How I Discovered Poetry by Marilyn Nelson. 112 p. Dial, January, 2014. 9780803733046.

Publisher synopsis: A powerful and thought-provoking Civil Rights era memoir from one of America’s most celebrated poets.
 
Looking back on her childhood in the 1950s, Newbery Honor winner and National Book Award finalist Marilyn Nelson tells the story of her development as an artist and young woman through fifty eye-opening poems. Readers are given an intimate portrait of her growing self-awareness and artistic inspiration along with a larger view of the world around her: racial tensions, the Cold War era, and the first stirrings of the feminist movement.
 
A first-person account of African-American history, this is a book to study, discuss, and treasure.

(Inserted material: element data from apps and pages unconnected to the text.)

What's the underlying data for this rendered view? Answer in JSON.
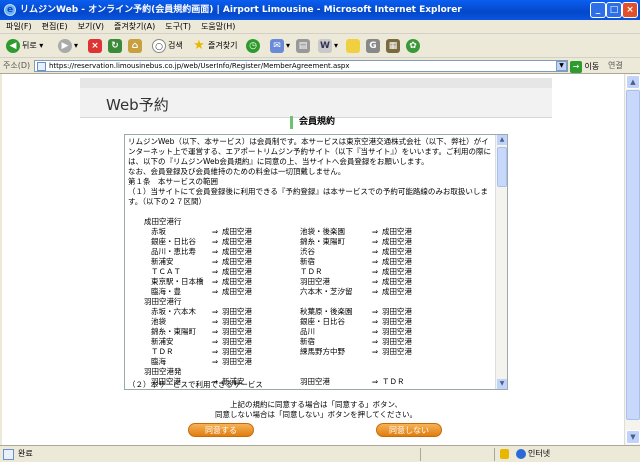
{
  "window": {
    "title": "リムジンWeb - オンライン予約(会員規約画面) | Airport Limousine - Microsoft Internet Explorer",
    "minimize": "_",
    "maximize": "□",
    "close": "×"
  },
  "menu": [
    "파일(F)",
    "편집(E)",
    "보기(V)",
    "즐겨찾기(A)",
    "도구(T)",
    "도움말(H)"
  ],
  "toolbar": {
    "back": "뒤로",
    "search": "검색",
    "favorites": "즐겨찾기"
  },
  "address": {
    "label": "주소(D)",
    "url": "https://reservation.limousinebus.co.jp/web/UserInfo/Register/MemberAgreement.aspx",
    "go": "이동",
    "links": "연결"
  },
  "page": {
    "header": "Web予約",
    "section_title": "会員規約",
    "agreement_intro": "リムジンWeb（以下、本サービス）は会員制です。本サービスは東京空港交通株式会社（以下、弊社）がインターネット上で運営する、エアポートリムジン予約サイト（以下『当サイト』）をいいます。ご利用の際には、以下の『リムジンWeb会員規約』に同意の上、当サイトへ会員登録をお願いします。\nなお、会員登録及び会員維持のための料金は一切頂戴しません。\n第１条　本サービスの範囲\n（１）当サイトにて会員登録後に利用できる『予約登録』は本サービスでの予約可能路線のみお取扱いします。（以下の２７区間）",
    "routes": [
      {
        "category": "成田空港行"
      },
      {
        "c1": "赤坂",
        "c2": "⇒",
        "c3": "成田空港",
        "c4": "池袋・後楽園",
        "c5": "⇒",
        "c6": "成田空港"
      },
      {
        "c1": "銀座・日比谷",
        "c2": "⇒",
        "c3": "成田空港",
        "c4": "錦糸・東陽町",
        "c5": "⇒",
        "c6": "成田空港"
      },
      {
        "c1": "品川・恵比寿",
        "c2": "⇒",
        "c3": "成田空港",
        "c4": "渋谷",
        "c5": "⇒",
        "c6": "成田空港"
      },
      {
        "c1": "新浦安",
        "c2": "⇒",
        "c3": "成田空港",
        "c4": "新宿",
        "c5": "⇒",
        "c6": "成田空港"
      },
      {
        "c1": "ＴＣＡＴ",
        "c2": "⇒",
        "c3": "成田空港",
        "c4": "ＴＤＲ",
        "c5": "⇒",
        "c6": "成田空港"
      },
      {
        "c1": "東京駅・日本橋",
        "c2": "⇒",
        "c3": "成田空港",
        "c4": "羽田空港",
        "c5": "⇒",
        "c6": "成田空港"
      },
      {
        "c1": "臨海・豊",
        "c2": "⇒",
        "c3": "成田空港",
        "c4": "六本木・芝汐留",
        "c5": "⇒",
        "c6": "成田空港"
      },
      {
        "category": "羽田空港行"
      },
      {
        "c1": "赤坂・六本木",
        "c2": "⇒",
        "c3": "羽田空港",
        "c4": "秋葉原・後楽園",
        "c5": "⇒",
        "c6": "羽田空港"
      },
      {
        "c1": "池袋",
        "c2": "⇒",
        "c3": "羽田空港",
        "c4": "銀座・日比谷",
        "c5": "⇒",
        "c6": "羽田空港"
      },
      {
        "c1": "錦糸・東陽町",
        "c2": "⇒",
        "c3": "羽田空港",
        "c4": "品川",
        "c5": "⇒",
        "c6": "羽田空港"
      },
      {
        "c1": "新浦安",
        "c2": "⇒",
        "c3": "羽田空港",
        "c4": "新宿",
        "c5": "⇒",
        "c6": "羽田空港"
      },
      {
        "c1": "ＴＤＲ",
        "c2": "⇒",
        "c3": "羽田空港",
        "c4": "練馬野方中野",
        "c5": "⇒",
        "c6": "羽田空港"
      },
      {
        "c1": "臨海",
        "c2": "⇒",
        "c3": "羽田空港",
        "c4": "",
        "c5": "",
        "c6": ""
      },
      {
        "category": "羽田空港発"
      },
      {
        "c1": "羽田空港",
        "c2": "⇒",
        "c3": "新浦安",
        "c4": "羽田空港",
        "c5": "⇒",
        "c6": "ＴＤＲ"
      }
    ],
    "agreement_tail": "（２）本サービスで利用できるサービス",
    "instructions": "上記の規約に同意する場合は「同意する」ボタン、\n同意しない場合は「同意しない」ボタンを押してください。",
    "agree_button": "同意する",
    "disagree_button": "同意しない"
  },
  "status": {
    "text": "완료",
    "zone": "인터넷"
  }
}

Ms. Nelson's poetry almost always affects me deeply. I am a huge fan of her work. I'm also hoping that this will be a unique and compelling addition to our memoir collection for an eighth grade unit.



Hunted by Maggie Stiefvater. (Spirit Animals #2) Unabridged audiobook on 5 compact discs, 5 hours, 16 minutes. Read by Nicola Barber. Scholastic Inc., January, 2014. 9780545648745. 

Publisher synopsis: 
In the world of Erdas, only a rare few are able to summon a spirit animal in the way Conor, Abeke, Meilin, and Rollan have. The bond they share with their animals is a partnership that allows them to access more-than-human abilities.

But what if there was another way to create a spirit animal--to force the bond, giving the human partner total control? And what if someone with selfish intensions was offered this gift . . . with a catch?
The four young heroes have barely had time to come together as a team, and their own spirit animal bonds are still greatly untested. But now they face a brutal confrontation against an enemy who will break any rule to defeat them.
I recently received the third book in this series to review. I really don't like jumping into the middle of any series, so-o, I am playing catch-up. It's enjoyable though.


That's what's new with me. What's new with you?

Wednesday, April 2, 2014

Big Pigs by Leslie Helakoski


Big Pigs by Leslie Helakoski. unpgd. Boyds Mills Press, April 1, 2014. 9781620910238. (Finished copy courtesy of the publisher for review.)

Playfully piggish and occasionally alliterative, this is a cute story about three little pigs who are out to prove they are the biggest pigs ever. They squeeze under the fence and make mayhem in the vegetable garden. Once the veggies are all gone, they discover lots of mud for flopping and plopping in the oozy mud. Upon returning home however, Mama pig demands to know who's responsible for all that piggish behavior. The pigs think that they're in trouble until Mama reveals how proud she is of her little pigs.

The illustrations are done in acrylics. The palette is a bit muted. The pigs are definitely of the cartoon variety and each sports a splatter of mud. Should make for some story time fun.